Super Bowl is a good fit for Minnesota

Hosting the huge sporting event would help bring notoriety, and perhaps revenue, to the state.

Now that the Vikings have broken ground on their new stadium, Gov. Mark Dayton has started a campaign to bring the Su­per Bowl to Minneapolis. The game, which may be as early as 2018, would be a good fit for the Twin Cities as officials push for nationwide rec­ognition.

Dayton said the game would bring in about half a billion dollars. Though sports economists cast doubt on the Super Bowl’s financial impact, there are few better uses of the new stadium, which is set to cost nearly $1 billion. Dayton also said he would not ask state lawmakers to use public money to help fund the bid.

A Super Bowl could be a significant part of a push to bring the Twin Cities into the national spotlight. Target Field is hosting the 2014 Ma­jor League Baseball All-Star game. The National Collegiate Athletic Association announced earli­er this week that Minneapolis is a finalist to host one of the 2017-2020 Final Fours, which would be held in the new Vikings stadium. Adding the Super Bowl would capitalize on the recent effort to bring publicity to the Twin Cities.

While the Twin Cities aren’t particularly known as a sports destination, the Super Bowl would be a unique way of getting eyes on Min­nesota. The last time the Twin Cities hosted the Super Bowl was 1992.

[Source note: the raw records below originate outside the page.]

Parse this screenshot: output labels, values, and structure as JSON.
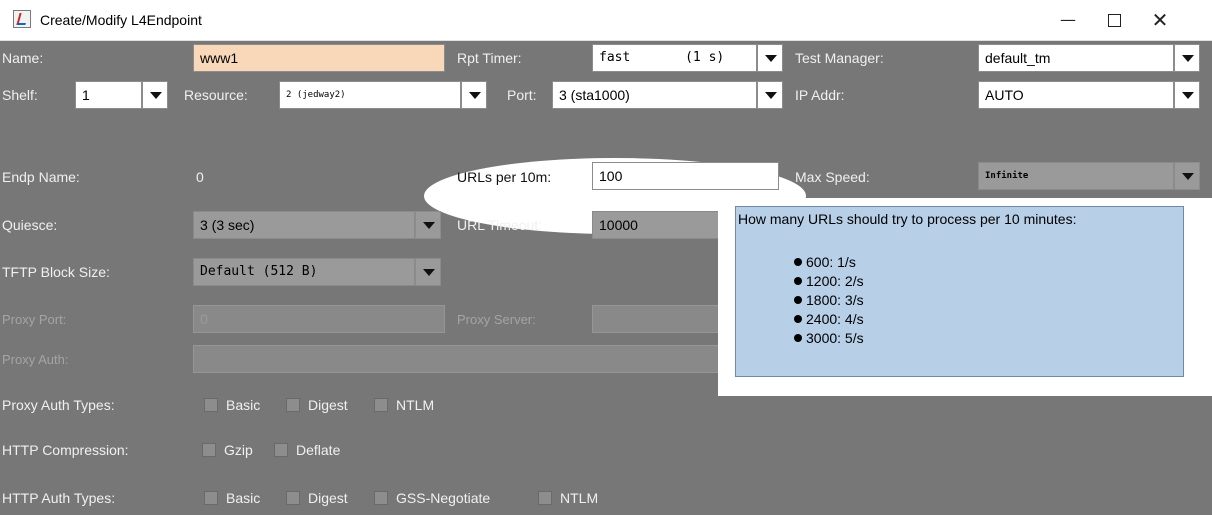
{
  "window": {
    "title": "Create/Modify L4Endpoint",
    "minimize": "—",
    "close": "✕"
  },
  "form": {
    "name": {
      "label": "Name:",
      "value": "www1"
    },
    "rpt_timer": {
      "label": "Rpt Timer:",
      "value": "fast       (1 s)"
    },
    "test_manager": {
      "label": "Test Manager:",
      "value": "default_tm"
    },
    "shelf": {
      "label": "Shelf:",
      "value": "1"
    },
    "resource": {
      "label": "Resource:",
      "value": "2 (jedway2)"
    },
    "port": {
      "label": "Port:",
      "value": "3 (sta1000)"
    },
    "ip_addr": {
      "label": "IP Addr:",
      "value": "AUTO"
    },
    "endp_name": {
      "label": "Endp Name:",
      "value": "0"
    },
    "urls_per_10m": {
      "label": "URLs per 10m:",
      "value": "100"
    },
    "max_speed": {
      "label": "Max Speed:",
      "value": "Infinite"
    },
    "quiesce": {
      "label": "Quiesce:",
      "value": "3 (3 sec)"
    },
    "url_timeout": {
      "label": "URL Timeout:",
      "value": "10000"
    },
    "tftp_block_size": {
      "label": "TFTP Block Size:",
      "value": "Default (512 B)"
    },
    "proxy_port": {
      "label": "Proxy Port:",
      "value": "0"
    },
    "proxy_server": {
      "label": "Proxy Server:",
      "value": ""
    },
    "proxy_auth": {
      "label": "Proxy Auth:",
      "value": ""
    },
    "proxy_auth_types": {
      "label": "Proxy Auth Types:",
      "options": [
        "Basic",
        "Digest",
        "NTLM"
      ]
    },
    "http_compression": {
      "label": "HTTP Compression:",
      "options": [
        "Gzip",
        "Deflate"
      ]
    },
    "http_auth_types": {
      "label": "HTTP Auth Types:",
      "options": [
        "Basic",
        "Digest",
        "GSS-Negotiate",
        "NTLM"
      ]
    }
  },
  "tooltip": {
    "title": "How many URLs should try to process per 10 minutes:",
    "items": [
      "600: 1/s",
      "1200: 2/s",
      "1800: 3/s",
      "2400: 4/s",
      "3000: 5/s"
    ]
  },
  "colors": {
    "overlay": "#777777",
    "tooltip_bg": "#b8cfe8",
    "name_field": "#f8d8b8"
  }
}
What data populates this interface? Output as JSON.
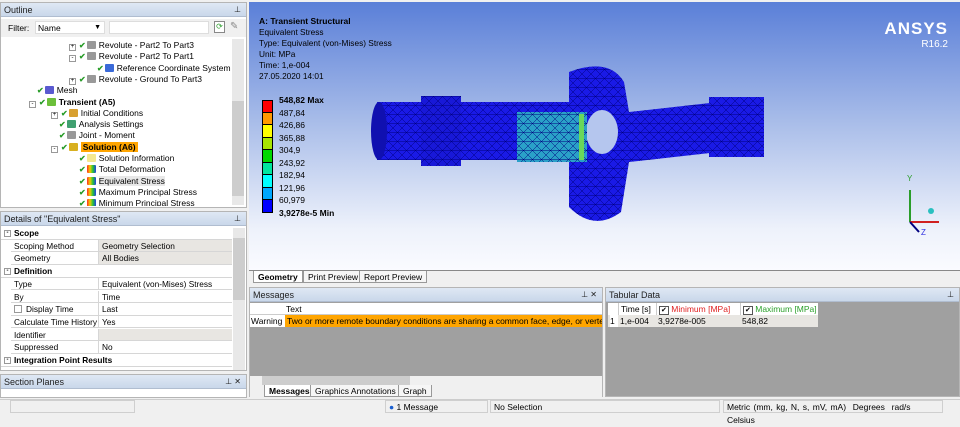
{
  "outline": {
    "title": "Outline",
    "filter_label": "Filter:",
    "filter_value": "Name",
    "filter_text": "",
    "items": [
      {
        "label": "Revolute - Part2 To Part3",
        "indent": 68,
        "expander": "+",
        "icon": "joint-icon"
      },
      {
        "label": "Revolute - Part2 To Part1",
        "indent": 68,
        "expander": "-",
        "icon": "joint-icon"
      },
      {
        "label": "Reference Coordinate System",
        "indent": 96,
        "expander": "",
        "icon": "coordinate-system-icon"
      },
      {
        "label": "Revolute - Ground To Part3",
        "indent": 68,
        "expander": "+",
        "icon": "joint-icon"
      },
      {
        "label": "Mesh",
        "indent": 36,
        "expander": "",
        "icon": "mesh-icon"
      },
      {
        "label": "Transient (A5)",
        "indent": 28,
        "expander": "-",
        "icon": "transient-icon",
        "bold": true
      },
      {
        "label": "Initial Conditions",
        "indent": 50,
        "expander": "+",
        "icon": "initial-conditions-icon"
      },
      {
        "label": "Analysis Settings",
        "indent": 58,
        "expander": "",
        "icon": "analysis-settings-icon"
      },
      {
        "label": "Joint - Moment",
        "indent": 58,
        "expander": "",
        "icon": "joint-icon"
      },
      {
        "label": "Solution (A6)",
        "indent": 50,
        "expander": "-",
        "icon": "solution-icon",
        "bold": true,
        "highlight": true
      },
      {
        "label": "Solution Information",
        "indent": 78,
        "expander": "",
        "icon": "info-icon"
      },
      {
        "label": "Total Deformation",
        "indent": 78,
        "expander": "",
        "icon": "result-icon"
      },
      {
        "label": "Equivalent Stress",
        "indent": 78,
        "expander": "",
        "icon": "result-icon",
        "selected": true
      },
      {
        "label": "Maximum Principal Stress",
        "indent": 78,
        "expander": "",
        "icon": "result-icon"
      },
      {
        "label": "Minimum Principal Stress",
        "indent": 78,
        "expander": "",
        "icon": "result-icon"
      }
    ]
  },
  "details": {
    "title": "Details of \"Equivalent Stress\"",
    "rows": [
      {
        "section": "Scope"
      },
      {
        "key": "Scoping Method",
        "value": "Geometry Selection",
        "gray": true
      },
      {
        "key": "Geometry",
        "value": "All Bodies",
        "gray": true
      },
      {
        "section": "Definition"
      },
      {
        "key": "Type",
        "value": "Equivalent (von-Mises) Stress"
      },
      {
        "key": "By",
        "value": "Time"
      },
      {
        "key": "Display Time",
        "value": "Last",
        "checkbox": true
      },
      {
        "key": "Calculate Time History",
        "value": "Yes"
      },
      {
        "key": "Identifier",
        "value": "",
        "gray": true
      },
      {
        "key": "Suppressed",
        "value": "No"
      },
      {
        "section": "Integration Point Results"
      }
    ]
  },
  "section_planes": {
    "title": "Section Planes"
  },
  "viewport": {
    "title": "A: Transient Structural",
    "lines": [
      "Equivalent Stress",
      "Type: Equivalent (von-Mises) Stress",
      "Unit: MPa",
      "Time: 1,e-004",
      "27.05.2020 14:01"
    ],
    "brand": "ANSYS",
    "version": "R16.2",
    "legend": {
      "labels": [
        "548,82 Max",
        "487,84",
        "426,86",
        "365,88",
        "304,9",
        "243,92",
        "182,94",
        "121,96",
        "60,979",
        "3,9278e-5 Min"
      ],
      "colors": [
        "#ff0000",
        "#ff9a00",
        "#ffff00",
        "#a8e600",
        "#00d800",
        "#00e6a0",
        "#00ffff",
        "#00a8ff",
        "#0000ff"
      ]
    },
    "axes": {
      "x": "X",
      "y": "Y",
      "z": "Z"
    },
    "tabs": [
      "Geometry",
      "Print Preview",
      "Report Preview"
    ],
    "active_tab": "Geometry"
  },
  "messages": {
    "title": "Messages",
    "col_text": "Text",
    "rows": [
      {
        "type": "Warning",
        "text": "Two or more remote boundary conditions are sharing a common face, edge, or vertex"
      }
    ],
    "tabs": [
      "Messages",
      "Graphics Annotations",
      "Graph"
    ]
  },
  "tabular": {
    "title": "Tabular Data",
    "headers": [
      "Time [s]",
      "Minimum [MPa]",
      "Maximum [MPa]"
    ],
    "rows": [
      [
        "1",
        "1,e-004",
        "3,9278e-005",
        "548,82"
      ]
    ],
    "min_color": "#e02020",
    "max_color": "#2aa02a"
  },
  "status": {
    "messages": "1 Message",
    "selection": "No Selection",
    "units": "Metric (mm, kg, N, s, mV, mA)",
    "angle": "Degrees",
    "rot": "rad/s",
    "temp": "Celsius"
  }
}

While Super Bowl XLVIII host New York is taking criticism for its outdoor stadium, Minne­apolis’ new, fixed-roof stadium is sure to bode well with sports fans.